**Excerpted data:**
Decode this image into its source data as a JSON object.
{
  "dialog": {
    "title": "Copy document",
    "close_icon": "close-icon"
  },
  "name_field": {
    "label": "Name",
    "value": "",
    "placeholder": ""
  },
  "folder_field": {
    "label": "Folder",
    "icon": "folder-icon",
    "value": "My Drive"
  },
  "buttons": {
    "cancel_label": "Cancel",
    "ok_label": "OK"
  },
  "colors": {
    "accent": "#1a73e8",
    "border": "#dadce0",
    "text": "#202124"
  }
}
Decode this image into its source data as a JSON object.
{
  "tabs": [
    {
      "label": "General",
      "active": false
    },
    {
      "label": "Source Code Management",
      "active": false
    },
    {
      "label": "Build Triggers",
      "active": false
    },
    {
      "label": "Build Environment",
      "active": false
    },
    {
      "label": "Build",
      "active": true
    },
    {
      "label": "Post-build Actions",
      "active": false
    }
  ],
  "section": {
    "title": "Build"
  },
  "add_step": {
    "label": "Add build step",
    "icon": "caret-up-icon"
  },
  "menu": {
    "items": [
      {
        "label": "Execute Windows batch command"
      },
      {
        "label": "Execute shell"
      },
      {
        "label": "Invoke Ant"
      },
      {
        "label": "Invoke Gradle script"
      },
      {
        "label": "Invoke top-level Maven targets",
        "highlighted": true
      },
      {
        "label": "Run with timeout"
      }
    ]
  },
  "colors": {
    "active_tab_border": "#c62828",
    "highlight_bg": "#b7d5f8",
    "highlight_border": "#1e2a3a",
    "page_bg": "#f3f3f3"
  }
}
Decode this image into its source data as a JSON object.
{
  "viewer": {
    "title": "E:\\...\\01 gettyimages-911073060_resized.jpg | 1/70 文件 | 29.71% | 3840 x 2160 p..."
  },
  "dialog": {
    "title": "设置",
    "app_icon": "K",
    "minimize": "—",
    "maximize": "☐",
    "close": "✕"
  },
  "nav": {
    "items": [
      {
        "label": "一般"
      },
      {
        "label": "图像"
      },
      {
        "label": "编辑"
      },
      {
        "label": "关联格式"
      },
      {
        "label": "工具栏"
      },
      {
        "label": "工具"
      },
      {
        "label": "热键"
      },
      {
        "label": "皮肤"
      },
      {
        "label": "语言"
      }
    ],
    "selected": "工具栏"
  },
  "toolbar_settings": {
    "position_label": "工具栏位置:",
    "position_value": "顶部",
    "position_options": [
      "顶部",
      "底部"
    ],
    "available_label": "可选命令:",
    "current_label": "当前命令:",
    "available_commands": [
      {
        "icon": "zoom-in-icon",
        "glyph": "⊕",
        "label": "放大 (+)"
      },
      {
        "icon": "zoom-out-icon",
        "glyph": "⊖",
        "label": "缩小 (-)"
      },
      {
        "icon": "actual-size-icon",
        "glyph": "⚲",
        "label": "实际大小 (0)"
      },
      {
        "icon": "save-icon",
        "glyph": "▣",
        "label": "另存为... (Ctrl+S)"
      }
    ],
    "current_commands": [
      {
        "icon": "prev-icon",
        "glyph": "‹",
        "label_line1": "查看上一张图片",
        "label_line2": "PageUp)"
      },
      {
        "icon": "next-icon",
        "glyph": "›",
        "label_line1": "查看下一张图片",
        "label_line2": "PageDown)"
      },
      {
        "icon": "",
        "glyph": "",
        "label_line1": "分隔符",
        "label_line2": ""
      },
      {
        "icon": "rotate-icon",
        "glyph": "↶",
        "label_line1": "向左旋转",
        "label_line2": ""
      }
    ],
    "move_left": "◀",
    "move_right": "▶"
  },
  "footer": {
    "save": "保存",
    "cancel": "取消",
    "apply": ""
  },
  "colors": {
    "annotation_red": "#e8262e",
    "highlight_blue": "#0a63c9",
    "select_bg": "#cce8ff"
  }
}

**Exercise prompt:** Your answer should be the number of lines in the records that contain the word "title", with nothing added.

**Response:** 4